“That’s when I think more people — Colorado residents plus tourists — people are just out and about,” he said. “There are backyard parties, it’s events of all different kinds, concerts, festivals. I believe it drives more people to consume more alcohol and marijuana.”
Last year told a similar tale. Aside from December, the biggest revenue months for marijuana were July, August and September.
New this year, however, was the implementation of a state law that increased the daily purchase limit for non-residents to one ounce from a quarter-ounce.
August 2016’s $126 million sales consisted of $84.7 million in recreational sales and $41.4 million in medical sales. In August 2015, recreational flower, edibles and concentrates totaled $59.2 million and medical sales were $41.4 million for $100.6 million in monthly revenue.
Through August, Colorado’s marijuana industry has recorded just shy of $846.5 million in sales, resulting in tax revenue of roughly $124.9 million for state funds such as educational capital construction grants and health programs. Comparatively, revenue for the first eight months of 2015 was just over $639 million, with tax revenue totaling more than $86 million, according to state data.

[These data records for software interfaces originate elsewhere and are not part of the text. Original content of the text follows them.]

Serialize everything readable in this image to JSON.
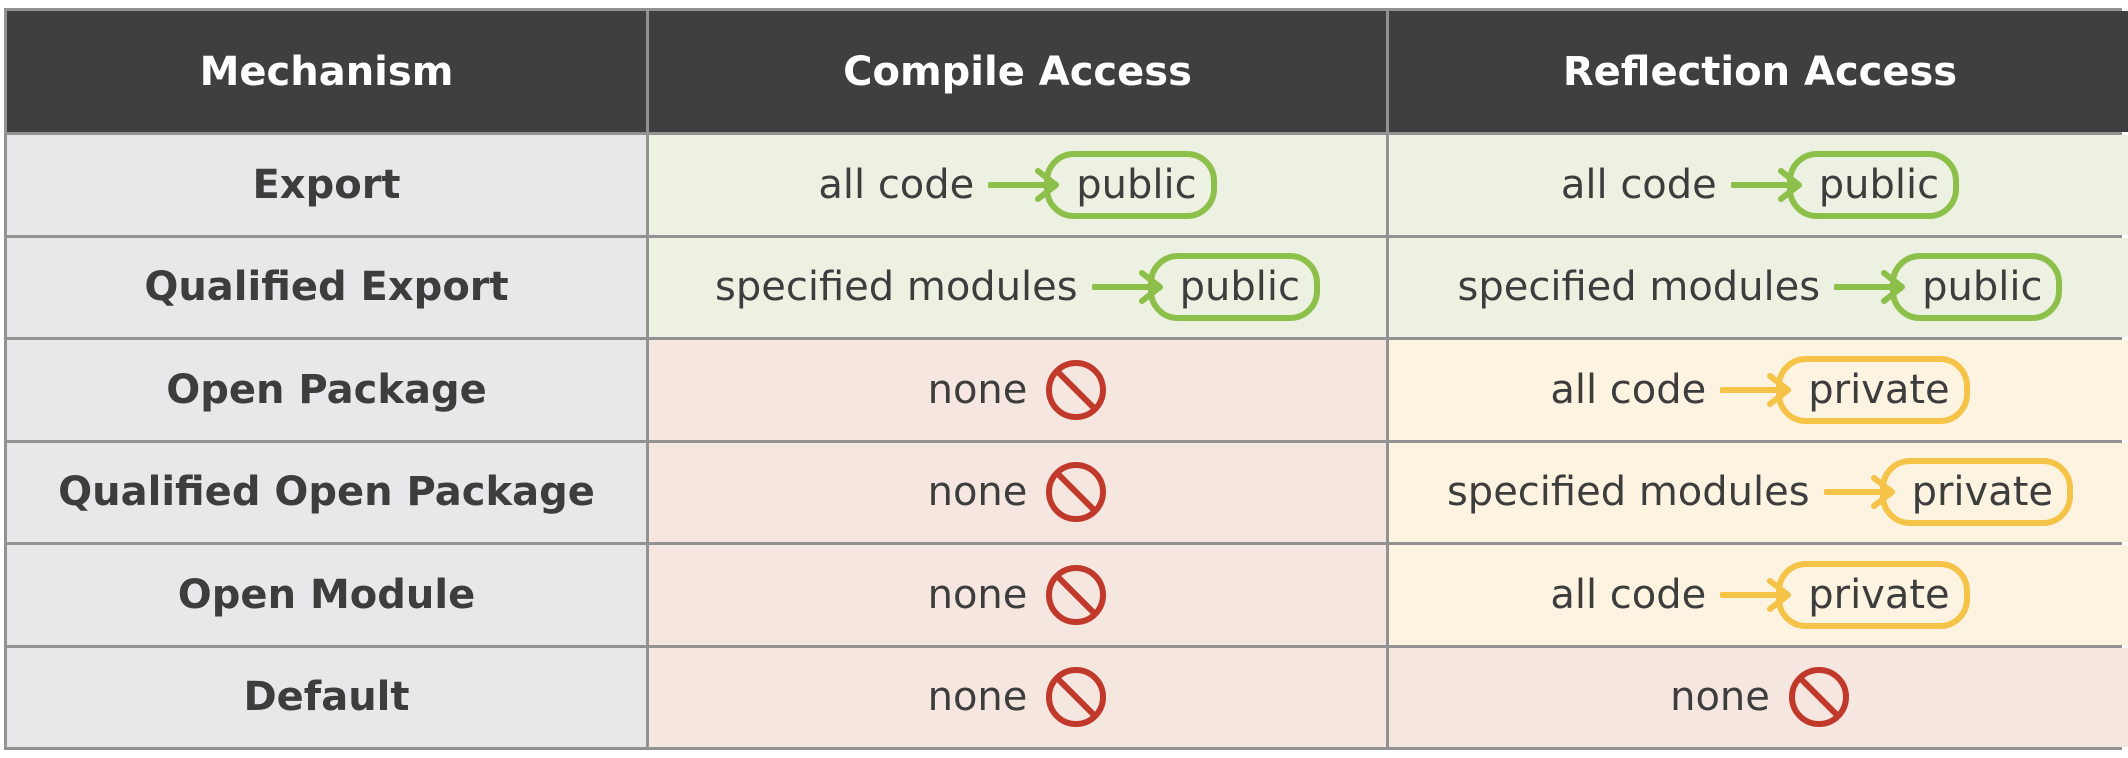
{
  "columns": [
    "Mechanism",
    "Compile Access",
    "Reflection Access"
  ],
  "rows": [
    {
      "mechanism": "Export",
      "compile": {
        "type": "grant",
        "from": "all code",
        "to": "public",
        "tone": "green"
      },
      "reflection": {
        "type": "grant",
        "from": "all code",
        "to": "public",
        "tone": "green"
      }
    },
    {
      "mechanism": "Qualified Export",
      "compile": {
        "type": "grant",
        "from": "specified modules",
        "to": "public",
        "tone": "green"
      },
      "reflection": {
        "type": "grant",
        "from": "specified modules",
        "to": "public",
        "tone": "green"
      }
    },
    {
      "mechanism": "Open Package",
      "compile": {
        "type": "deny",
        "text": "none",
        "tone": "red"
      },
      "reflection": {
        "type": "grant",
        "from": "all code",
        "to": "private",
        "tone": "amber"
      }
    },
    {
      "mechanism": "Qualified Open Package",
      "compile": {
        "type": "deny",
        "text": "none",
        "tone": "red"
      },
      "reflection": {
        "type": "grant",
        "from": "specified modules",
        "to": "private",
        "tone": "amber"
      }
    },
    {
      "mechanism": "Open Module",
      "compile": {
        "type": "deny",
        "text": "none",
        "tone": "red"
      },
      "reflection": {
        "type": "grant",
        "from": "all code",
        "to": "private",
        "tone": "amber"
      }
    },
    {
      "mechanism": "Default",
      "compile": {
        "type": "deny",
        "text": "none",
        "tone": "red"
      },
      "reflection": {
        "type": "deny",
        "text": "none",
        "tone": "red"
      }
    }
  ],
  "icons": {
    "deny": "prohibited-icon",
    "grant": "right-arrow-icon"
  },
  "colors": {
    "header_bg": "#3f3f3f",
    "mechanism_bg": "#e8e8ea",
    "green_bg": "#edf1e1",
    "red_bg": "#f6e6e0",
    "amber_bg": "#fdf3e1",
    "public_accent": "#8dc04a",
    "private_accent": "#f6c349",
    "deny_red": "#c0392b"
  }
}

In all of 2014, the first year for legal adult-use sales, the industry’s sales and the resulting state tax revenue totaled $699.2 million and $76.2 million, respectively.